| TASK TO COMPLETE |
Repeat verbatim every line of the material, beginning at the line that holds "Transcribe this image's" and ending at its last line.

| DATASET RECORDS |
>>>>>
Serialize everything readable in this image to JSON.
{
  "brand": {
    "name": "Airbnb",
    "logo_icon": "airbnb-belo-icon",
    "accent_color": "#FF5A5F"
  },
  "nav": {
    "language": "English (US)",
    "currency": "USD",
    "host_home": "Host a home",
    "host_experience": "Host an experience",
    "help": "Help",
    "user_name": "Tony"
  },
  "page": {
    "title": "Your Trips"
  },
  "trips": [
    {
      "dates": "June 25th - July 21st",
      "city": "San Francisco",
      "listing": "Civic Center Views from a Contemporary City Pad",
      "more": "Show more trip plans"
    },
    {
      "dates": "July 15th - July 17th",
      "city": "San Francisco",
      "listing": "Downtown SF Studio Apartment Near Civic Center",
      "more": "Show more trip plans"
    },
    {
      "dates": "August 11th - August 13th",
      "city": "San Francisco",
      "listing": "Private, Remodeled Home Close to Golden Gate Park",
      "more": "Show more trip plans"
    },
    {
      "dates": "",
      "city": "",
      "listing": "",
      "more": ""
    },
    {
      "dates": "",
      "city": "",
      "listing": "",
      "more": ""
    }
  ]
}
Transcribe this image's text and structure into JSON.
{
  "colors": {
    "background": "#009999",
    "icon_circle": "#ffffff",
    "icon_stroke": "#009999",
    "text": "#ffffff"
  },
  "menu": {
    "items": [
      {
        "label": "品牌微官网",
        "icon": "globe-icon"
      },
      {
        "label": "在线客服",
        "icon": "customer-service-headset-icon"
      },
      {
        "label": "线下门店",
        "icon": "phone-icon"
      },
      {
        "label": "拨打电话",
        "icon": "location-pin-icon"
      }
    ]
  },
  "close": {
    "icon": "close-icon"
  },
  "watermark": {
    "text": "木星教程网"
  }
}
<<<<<
| SOLUTION FOR THIS EXERCISE |
Transcribe this image's text and structure into JSON.
{
  "colors": {
    "background": "#009999",
    "icon_circle": "#ffffff",
    "icon_stroke": "#009999",
    "text": "#ffffff"
  },
  "menu": {
    "items": [
      {
        "label": "品牌微官网",
        "icon": "globe-icon"
      },
      {
        "label": "在线客服",
        "icon": "customer-service-headset-icon"
      },
      {
        "label": "线下门店",
        "icon": "phone-icon"
      },
      {
        "label": "拨打电话",
        "icon": "location-pin-icon"
      }
    ]
  },
  "close": {
    "icon": "close-icon"
  },
  "watermark": {
    "text": "木星教程网"
  }
}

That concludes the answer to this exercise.